In a nutshell, it’s all about email validation—that is, being transparent about where the email is being sent from. If you are a legitimate business, this is not information you would want to hide anyway.

Next, Google wants to make it easy for people to unsubscribe from emails they don’t want to receive. Once again, this shouldn’t be an issue for reputable companies that send quality content.

Lastly, it’s about reducing spam, so make sure your database is clean and contains quality data; if you are unsure, run it through both internal and external processes. 

How does this impact the debt collection industry?

In the debt collection industry, bulk emails are used for a variety of communications, including:

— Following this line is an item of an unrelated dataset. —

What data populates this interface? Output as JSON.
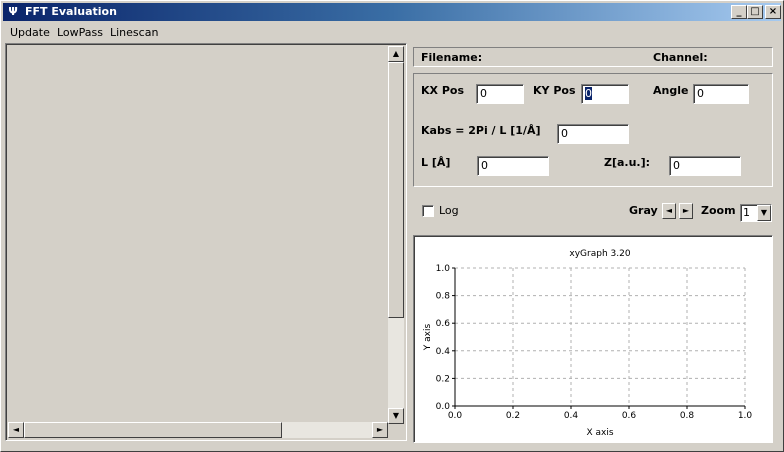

  • Early-stage collections
    To deliver notifications and/or call to action.
  • Two-way communication
    For customers with in-depth requirements that cannot be resolved via digital channels and who don’t wish to phone.
  • Document delivery
    Sending attachments for supporting evidence.
  • Secure comms
    Debt management or power of attorney.

So it is important to stay ahead of the bulk email changes to ensure compliance and maintain customer communications.

How do I ensure my business is compliant?

If you use a bulk email provider, there is a likelihood that you are not using DMARC, DKIM and SPF measures.  You will be presenting your email domain (sender address) via a shared IP. This means the sending IP that sits behind your email address is shared with multiple other businesses.

These other businesses’ marketing emails may trigger issues for your domain. This is one of the reasons a high number of marketing emails may end up in spam and junk folders.
DMARC, DKIM and SPF are authentication methods that ensure transparency, security, and conformance in your email journey. Together, they help prevent spammers, phishers, and other fraudulent parties from sending emails on behalf of a domain that they do not own. DKIM and SPF can be compared to an education certificate on a doctor’s wall; they demonstrate legitimacy.

    Domain-based message authentication, reporting, and conformance. This is an email standard that uses SPF and DKIM.  It offers a process on what to do if the email fails and reports on where the email comes from.
  • DKIM
    Domain-identified mail. This verifies the email sender’s domain to ensure the contact has not been tampered with.
  • SPF
    Sender Policy Framework. This publishes a DNS record for all domains and IP addresses to use.  If you have not set your SPF on your domain, then the chance of your email being treated as spam is high.

For clarity, DNS means domain name server – this translates domain names to IP addresses, which in turn are used to connect computer systems.

How can Saascoms help?

Saascoms only uses UK outbound servers to ensure the highest level of data protection for our partners and their customers.

In addition, all our software is developed in the UK and wholly owned by Saascoms to ensure end-to-end security and integrity. We hold ISO 27001 and are also HM Government G Cloud accredited.

If you are in the debt collection industry and want to talk about your customer communications at Saascoms, we are here to help. Our bespoke specialist software, Mailmaster and Omnireach, is designed especially for the industry and has been proven to deliver results.

Let us help you talk to your customers